Like nurse navigators whose role is to ensure patients receive proper healthcare and resources for their condition, navigators are also needed in the laboratory to ensure patients’ tissue and cell specimens are collected and tested in a timely and appropriate manner. A BTN could address all six key domains of healthcare quality outlined by the National Academy of Medicine (NAM), formerly known as the Institute of Medicine (IOM):6

  1. Safe
  2. Effective
  3. Patient-centered
  4. Timely
  5. Efficient
  6. Equitable

A BTN could ensure cancer patients receive effective and timely biomarker testing in many ways. This role could serve as a liaison between the laboratory and ordering clinicians, providing collection and testing guidance. A BTN could help with benchmarking and quality measurement initiatives to identify and eliminate waste and/or defects in current workflows, such as incorrect orders or insurance issues, to improve efficiencies in the testing process. There may also be a role for BTNs to provide patient support with shared workflows, for example identifying patients with paired somatic-germline testing and coordinating genetic counseling, ensuring patient-centered and equitable care.


As ongoing research advances new cancer treatment options, successful translation of this evidence into clinical practice relies on sound operational workflows, ensuring patients receive recommended testing and treatment. Biomarker testing is an important step for identifying patients who may benefit from targeted therapies or immunotherapy, leading to improved outcomes. The BTN role in the laboratory is a novel solution for ensuring the proper collection and triage of pathology samples for biomarker testing. ASCP looks forward to publishing the complete findings from this project in upcoming manuscripts.


  1. Dietel M. Molecular Pathology: A Requirement for Precision Medicine in Cancer. Oncol Res Treat. 2016;39(12):804-810. doi: 10.1159/000453085. Epub 2016 Nov 25. PMID: 27889782.
  2. Hess LM, Krein PM, Haldane D, Han Y, Sireci AN. Biomarker Testing for Patients With Advanced/ Metastatic Nonsquamous NSCLC in the United States of America, 2015 to 2021. JTO Clin Res Rep. 2022 May 7;3(6):100336. doi: 10.1016/j.jtocrr.2022.100336. PMID: 35677681; PMCID: PMC9168140.
  3. Yan JT, Jin Y, Lo E, Chen Y, Hanlon Newell AE, Kong Y, Inge LJ. Real-World Biomarker Test Utilization and Subsequent Treatment in Patients with Early-Stage Non-small Cell Lung Cancer in the United States, 2011-2021. Oncol Ther. 2023 Sep;11(3):343-360. doi: 10.1007/s40487-023-00234-7. Epub 2023 Jun 18. PMID: 37330972; PMCID: PMC10447355.
  4. Chakravarty D, Johnson A, Sklar J, Lindeman NI, Moore K, Ganesan S, Lovly CM, Perlmutter J, Gray SW, Hwang J, Lieu C, André F, Azad N, Borad M, Tafe L, Messersmith H, Robson M, Meric-Bernstam F. Somatic Genomic Testing in Patients With Metastatic or Advanced Cancer: ASCO Provisional Clinical Opinion.
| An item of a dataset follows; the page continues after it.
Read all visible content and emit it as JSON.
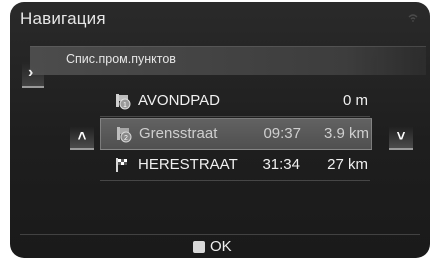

J Clin Oncol. 2022 Apr 10;40(11):1231-1258. doi: 10.1200/ JCO.21.02767.
  5. Association of Community Cancer Centers. Precision Medicine Stewardship. accc-cancer.org/home/learn/ precision-medicine/care-coordination/precisionmedicine- stewardship
  6. Institute of Medicine (IOM). Crossing the Quality Chasm: A New Health System for the 21st Century. Washington, D.C: National Academy Press; 2001.

The authors would like to thank the ASCP Biomarker Testing Navigator Initiative Contributors for their input to this article: Joseph Kim, MD; Suzanne Ziemnik, MEd; Melissa Kelly, PhD; James D. Morgante, PhD.